+++ The records
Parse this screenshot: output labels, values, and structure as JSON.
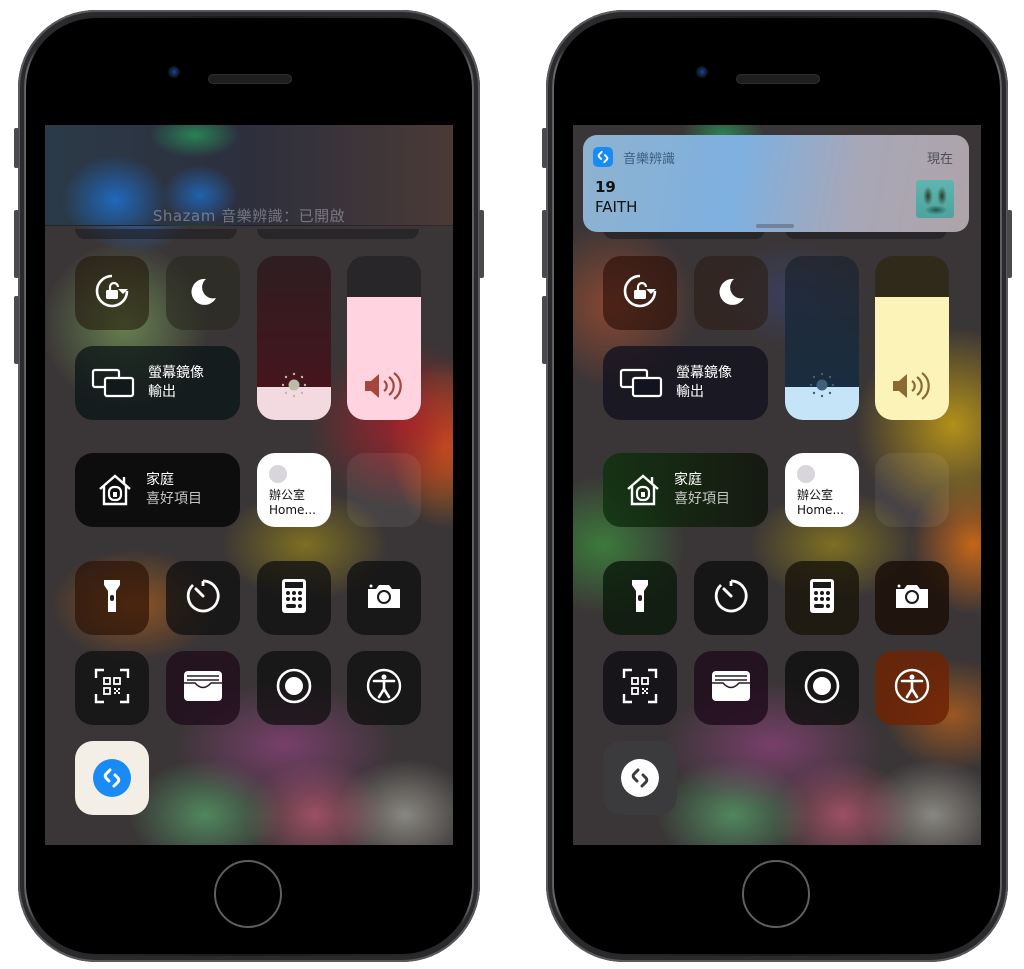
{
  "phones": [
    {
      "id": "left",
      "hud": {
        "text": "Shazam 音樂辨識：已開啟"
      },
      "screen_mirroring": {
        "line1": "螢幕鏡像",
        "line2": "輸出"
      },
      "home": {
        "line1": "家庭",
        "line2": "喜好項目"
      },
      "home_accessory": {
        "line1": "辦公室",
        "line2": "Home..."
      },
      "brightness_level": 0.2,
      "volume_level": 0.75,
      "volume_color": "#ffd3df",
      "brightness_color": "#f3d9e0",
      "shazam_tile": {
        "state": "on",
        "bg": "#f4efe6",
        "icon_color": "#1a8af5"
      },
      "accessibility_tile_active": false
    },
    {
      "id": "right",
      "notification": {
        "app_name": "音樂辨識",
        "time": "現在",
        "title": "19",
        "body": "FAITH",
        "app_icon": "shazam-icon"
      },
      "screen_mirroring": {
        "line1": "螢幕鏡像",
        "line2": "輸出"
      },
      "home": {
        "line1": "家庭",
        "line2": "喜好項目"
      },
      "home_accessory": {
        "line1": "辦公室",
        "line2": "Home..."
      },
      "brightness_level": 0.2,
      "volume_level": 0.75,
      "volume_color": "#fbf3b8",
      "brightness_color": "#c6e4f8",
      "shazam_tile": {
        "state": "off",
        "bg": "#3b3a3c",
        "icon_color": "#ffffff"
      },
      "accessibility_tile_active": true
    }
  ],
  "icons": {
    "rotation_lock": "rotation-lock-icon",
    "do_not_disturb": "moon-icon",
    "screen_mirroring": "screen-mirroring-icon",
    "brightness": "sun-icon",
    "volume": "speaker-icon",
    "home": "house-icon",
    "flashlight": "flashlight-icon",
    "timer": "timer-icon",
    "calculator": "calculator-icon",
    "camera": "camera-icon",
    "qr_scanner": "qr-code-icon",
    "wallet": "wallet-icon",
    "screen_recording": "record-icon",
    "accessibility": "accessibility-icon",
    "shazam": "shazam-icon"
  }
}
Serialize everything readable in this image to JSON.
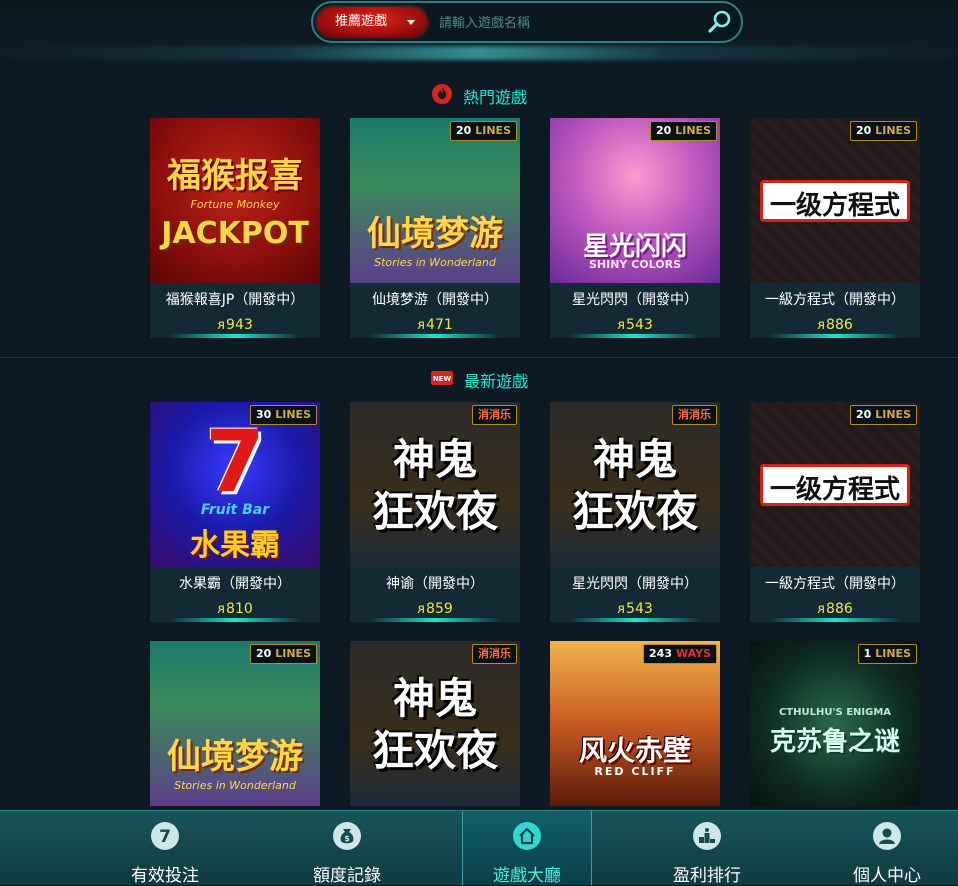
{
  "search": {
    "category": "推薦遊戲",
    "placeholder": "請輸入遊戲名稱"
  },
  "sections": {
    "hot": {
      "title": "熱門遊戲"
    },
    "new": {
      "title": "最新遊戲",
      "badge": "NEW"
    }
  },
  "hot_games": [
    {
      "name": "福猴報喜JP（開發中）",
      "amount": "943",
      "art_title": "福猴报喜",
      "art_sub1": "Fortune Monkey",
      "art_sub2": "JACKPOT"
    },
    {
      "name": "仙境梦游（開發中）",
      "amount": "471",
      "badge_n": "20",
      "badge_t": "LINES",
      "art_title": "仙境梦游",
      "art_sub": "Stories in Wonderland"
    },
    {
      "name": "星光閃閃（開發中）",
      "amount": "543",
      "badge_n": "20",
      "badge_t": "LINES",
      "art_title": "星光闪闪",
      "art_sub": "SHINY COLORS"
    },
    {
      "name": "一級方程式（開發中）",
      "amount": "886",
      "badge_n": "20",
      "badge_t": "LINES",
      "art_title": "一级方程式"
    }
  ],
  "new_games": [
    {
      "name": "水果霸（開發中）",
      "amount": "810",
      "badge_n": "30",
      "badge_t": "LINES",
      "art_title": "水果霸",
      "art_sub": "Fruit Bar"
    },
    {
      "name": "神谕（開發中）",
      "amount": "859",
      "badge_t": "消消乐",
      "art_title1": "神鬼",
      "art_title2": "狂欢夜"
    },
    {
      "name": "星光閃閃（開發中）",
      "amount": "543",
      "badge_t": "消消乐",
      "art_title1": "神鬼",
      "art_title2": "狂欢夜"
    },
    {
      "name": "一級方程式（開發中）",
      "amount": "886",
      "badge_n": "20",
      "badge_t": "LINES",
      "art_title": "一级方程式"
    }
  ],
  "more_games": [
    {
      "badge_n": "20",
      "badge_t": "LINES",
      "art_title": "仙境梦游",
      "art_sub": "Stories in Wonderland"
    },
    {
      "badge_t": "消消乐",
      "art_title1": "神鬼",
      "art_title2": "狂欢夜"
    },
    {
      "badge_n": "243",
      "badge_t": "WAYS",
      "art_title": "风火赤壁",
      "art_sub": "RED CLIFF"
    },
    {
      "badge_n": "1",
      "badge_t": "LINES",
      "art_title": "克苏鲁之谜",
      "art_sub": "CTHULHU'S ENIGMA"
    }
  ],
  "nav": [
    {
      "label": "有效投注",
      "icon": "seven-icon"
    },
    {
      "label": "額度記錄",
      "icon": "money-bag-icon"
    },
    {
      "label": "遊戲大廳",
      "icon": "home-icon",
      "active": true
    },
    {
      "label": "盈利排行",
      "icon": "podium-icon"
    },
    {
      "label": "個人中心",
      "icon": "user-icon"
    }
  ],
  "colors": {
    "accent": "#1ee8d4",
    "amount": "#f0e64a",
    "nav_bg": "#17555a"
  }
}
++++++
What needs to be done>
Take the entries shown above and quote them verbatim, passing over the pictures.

Exercise solution>
Parse this screenshot: output labels, values, and structure as JSON.
{
  "phones": [
    {
      "id": "left",
      "hud": {
        "text": "Shazam 音樂辨識：已開啟"
      },
      "screen_mirroring": {
        "line1": "螢幕鏡像",
        "line2": "輸出"
      },
      "home": {
        "line1": "家庭",
        "line2": "喜好項目"
      },
      "home_accessory": {
        "line1": "辦公室",
        "line2": "Home..."
      },
      "brightness_level": 0.2,
      "volume_level": 0.75,
      "volume_color": "#ffd3df",
      "brightness_color": "#f3d9e0",
      "shazam_tile": {
        "state": "on",
        "bg": "#f4efe6",
        "icon_color": "#1a8af5"
      },
      "accessibility_tile_active": false
    },
    {
      "id": "right",
      "notification": {
        "app_name": "音樂辨識",
        "time": "現在",
        "title": "19",
        "body": "FAITH",
        "app_icon": "shazam-icon"
      },
      "screen_mirroring": {
        "line1": "螢幕鏡像",
        "line2": "輸出"
      },
      "home": {
        "line1": "家庭",
        "line2": "喜好項目"
      },
      "home_accessory": {
        "line1": "辦公室",
        "line2": "Home..."
      },
      "brightness_level": 0.2,
      "volume_level": 0.75,
      "volume_color": "#fbf3b8",
      "brightness_color": "#c6e4f8",
      "shazam_tile": {
        "state": "off",
        "bg": "#3b3a3c",
        "icon_color": "#ffffff"
      },
      "accessibility_tile_active": true
    }
  ],
  "icons": {
    "rotation_lock": "rotation-lock-icon",
    "do_not_disturb": "moon-icon",
    "screen_mirroring": "screen-mirroring-icon",
    "brightness": "sun-icon",
    "volume": "speaker-icon",
    "home": "house-icon",
    "flashlight": "flashlight-icon",
    "timer": "timer-icon",
    "calculator": "calculator-icon",
    "camera": "camera-icon",
    "qr_scanner": "qr-code-icon",
    "wallet": "wallet-icon",
    "screen_recording": "record-icon",
    "accessibility": "accessibility-icon",
    "shazam": "shazam-icon"
  }
}
Serialize everything readable in this image to JSON.
{
  "search": {
    "category": "推薦遊戲",
    "placeholder": "請輸入遊戲名稱"
  },
  "sections": {
    "hot": {
      "title": "熱門遊戲"
    },
    "new": {
      "title": "最新遊戲",
      "badge": "NEW"
    }
  },
  "hot_games": [
    {
      "name": "福猴報喜JP（開發中）",
      "amount": "943",
      "art_title": "福猴报喜",
      "art_sub1": "Fortune Monkey",
      "art_sub2": "JACKPOT"
    },
    {
      "name": "仙境梦游（開發中）",
      "amount": "471",
      "badge_n": "20",
      "badge_t": "LINES",
      "art_title": "仙境梦游",
      "art_sub": "Stories in Wonderland"
    },
    {
      "name": "星光閃閃（開發中）",
      "amount": "543",
      "badge_n": "20",
      "badge_t": "LINES",
      "art_title": "星光闪闪",
      "art_sub": "SHINY COLORS"
    },
    {
      "name": "一級方程式（開發中）",
      "amount": "886",
      "badge_n": "20",
      "badge_t": "LINES",
      "art_title": "一级方程式"
    }
  ],
  "new_games": [
    {
      "name": "水果霸（開發中）",
      "amount": "810",
      "badge_n": "30",
      "badge_t": "LINES",
      "art_title": "水果霸",
      "art_sub": "Fruit Bar"
    },
    {
      "name": "神谕（開發中）",
      "amount": "859",
      "badge_t": "消消乐",
      "art_title1": "神鬼",
      "art_title2": "狂欢夜"
    },
    {
      "name": "星光閃閃（開發中）",
      "amount": "543",
      "badge_t": "消消乐",
      "art_title1": "神鬼",
      "art_title2": "狂欢夜"
    },
    {
      "name": "一級方程式（開發中）",
      "amount": "886",
      "badge_n": "20",
      "badge_t": "LINES",
      "art_title": "一级方程式"
    }
  ],
  "more_games": [
    {
      "badge_n": "20",
      "badge_t": "LINES",
      "art_title": "仙境梦游",
      "art_sub": "Stories in Wonderland"
    },
    {
      "badge_t": "消消乐",
      "art_title1": "神鬼",
      "art_title2": "狂欢夜"
    },
    {
      "badge_n": "243",
      "badge_t": "WAYS",
      "art_title": "风火赤壁",
      "art_sub": "RED CLIFF"
    },
    {
      "badge_n": "1",
      "badge_t": "LINES",
      "art_title": "克苏鲁之谜",
      "art_sub": "CTHULHU'S ENIGMA"
    }
  ],
  "nav": [
    {
      "label": "有效投注",
      "icon": "seven-icon"
    },
    {
      "label": "額度記錄",
      "icon": "money-bag-icon"
    },
    {
      "label": "遊戲大廳",
      "icon": "home-icon",
      "active": true
    },
    {
      "label": "盈利排行",
      "icon": "podium-icon"
    },
    {
      "label": "個人中心",
      "icon": "user-icon"
    }
  ],
  "colors": {
    "accent": "#1ee8d4",
    "amount": "#f0e64a",
    "nav_bg": "#17555a"
  }
}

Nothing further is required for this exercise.